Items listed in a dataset
◇ ◇ ◇ ◇ ◇ ◇ ◇

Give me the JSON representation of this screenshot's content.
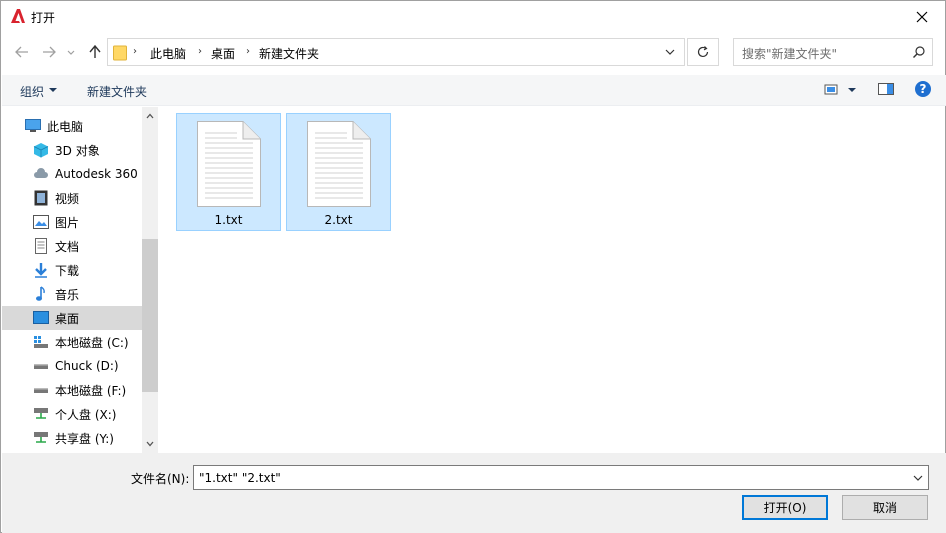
{
  "window": {
    "title": "打开",
    "app_icon": "autocad-logo-icon"
  },
  "address": {
    "crumbs": [
      "此电脑",
      "桌面",
      "新建文件夹"
    ],
    "search_placeholder": "搜索\"新建文件夹\""
  },
  "toolbar": {
    "organize_label": "组织",
    "new_folder_label": "新建文件夹"
  },
  "nav_pane": {
    "items": [
      {
        "label": "此电脑",
        "icon": "computer-icon",
        "level": 0,
        "selected": false
      },
      {
        "label": "3D 对象",
        "icon": "3d-objects-icon",
        "level": 1,
        "selected": false
      },
      {
        "label": "Autodesk 360",
        "icon": "cloud-icon",
        "level": 1,
        "selected": false
      },
      {
        "label": "视频",
        "icon": "video-icon",
        "level": 1,
        "selected": false
      },
      {
        "label": "图片",
        "icon": "pictures-icon",
        "level": 1,
        "selected": false
      },
      {
        "label": "文档",
        "icon": "documents-icon",
        "level": 1,
        "selected": false
      },
      {
        "label": "下载",
        "icon": "download-icon",
        "level": 1,
        "selected": false
      },
      {
        "label": "音乐",
        "icon": "music-icon",
        "level": 1,
        "selected": false
      },
      {
        "label": "桌面",
        "icon": "desktop-icon",
        "level": 1,
        "selected": true
      },
      {
        "label": "本地磁盘 (C:)",
        "icon": "system-drive-icon",
        "level": 1,
        "selected": false
      },
      {
        "label": "Chuck (D:)",
        "icon": "drive-icon",
        "level": 1,
        "selected": false
      },
      {
        "label": "本地磁盘 (F:)",
        "icon": "drive-icon",
        "level": 1,
        "selected": false
      },
      {
        "label": "个人盘 (X:)",
        "icon": "network-drive-icon",
        "level": 1,
        "selected": false
      },
      {
        "label": "共享盘 (Y:)",
        "icon": "network-drive-icon",
        "level": 1,
        "selected": false
      }
    ]
  },
  "files": [
    {
      "name": "1.txt",
      "icon": "text-document-icon",
      "selected": true
    },
    {
      "name": "2.txt",
      "icon": "text-document-icon",
      "selected": true
    }
  ],
  "bottom": {
    "filename_label": "文件名(N):",
    "filename_value": "\"1.txt\" \"2.txt\"",
    "open_label": "打开(O)",
    "cancel_label": "取消"
  },
  "colors": {
    "selection_bg": "#cce8ff",
    "selection_border": "#99d1ff",
    "accent": "#0078d7",
    "app_red": "#d9232e"
  }
}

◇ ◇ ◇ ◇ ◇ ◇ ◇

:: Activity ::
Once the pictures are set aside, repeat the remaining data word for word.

:: Solution below ::
Give me the JSON representation of this screenshot's content.
{
  "window": {
    "title": "打开",
    "app_icon": "autocad-logo-icon"
  },
  "address": {
    "crumbs": [
      "此电脑",
      "桌面",
      "新建文件夹"
    ],
    "search_placeholder": "搜索\"新建文件夹\""
  },
  "toolbar": {
    "organize_label": "组织",
    "new_folder_label": "新建文件夹"
  },
  "nav_pane": {
    "items": [
      {
        "label": "此电脑",
        "icon": "computer-icon",
        "level": 0,
        "selected": false
      },
      {
        "label": "3D 对象",
        "icon": "3d-objects-icon",
        "level": 1,
        "selected": false
      },
      {
        "label": "Autodesk 360",
        "icon": "cloud-icon",
        "level": 1,
        "selected": false
      },
      {
        "label": "视频",
        "icon": "video-icon",
        "level": 1,
        "selected": false
      },
      {
        "label": "图片",
        "icon": "pictures-icon",
        "level": 1,
        "selected": false
      },
      {
        "label": "文档",
        "icon": "documents-icon",
        "level": 1,
        "selected": false
      },
      {
        "label": "下载",
        "icon": "download-icon",
        "level": 1,
        "selected": false
      },
      {
        "label": "音乐",
        "icon": "music-icon",
        "level": 1,
        "selected": false
      },
      {
        "label": "桌面",
        "icon": "desktop-icon",
        "level": 1,
        "selected": true
      },
      {
        "label": "本地磁盘 (C:)",
        "icon": "system-drive-icon",
        "level": 1,
        "selected": false
      },
      {
        "label": "Chuck (D:)",
        "icon": "drive-icon",
        "level": 1,
        "selected": false
      },
      {
        "label": "本地磁盘 (F:)",
        "icon": "drive-icon",
        "level": 1,
        "selected": false
      },
      {
        "label": "个人盘 (X:)",
        "icon": "network-drive-icon",
        "level": 1,
        "selected": false
      },
      {
        "label": "共享盘 (Y:)",
        "icon": "network-drive-icon",
        "level": 1,
        "selected": false
      }
    ]
  },
  "files": [
    {
      "name": "1.txt",
      "icon": "text-document-icon",
      "selected": true
    },
    {
      "name": "2.txt",
      "icon": "text-document-icon",
      "selected": true
    }
  ],
  "bottom": {
    "filename_label": "文件名(N):",
    "filename_value": "\"1.txt\" \"2.txt\"",
    "open_label": "打开(O)",
    "cancel_label": "取消"
  },
  "colors": {
    "selection_bg": "#cce8ff",
    "selection_border": "#99d1ff",
    "accent": "#0078d7",
    "app_red": "#d9232e"
  }
}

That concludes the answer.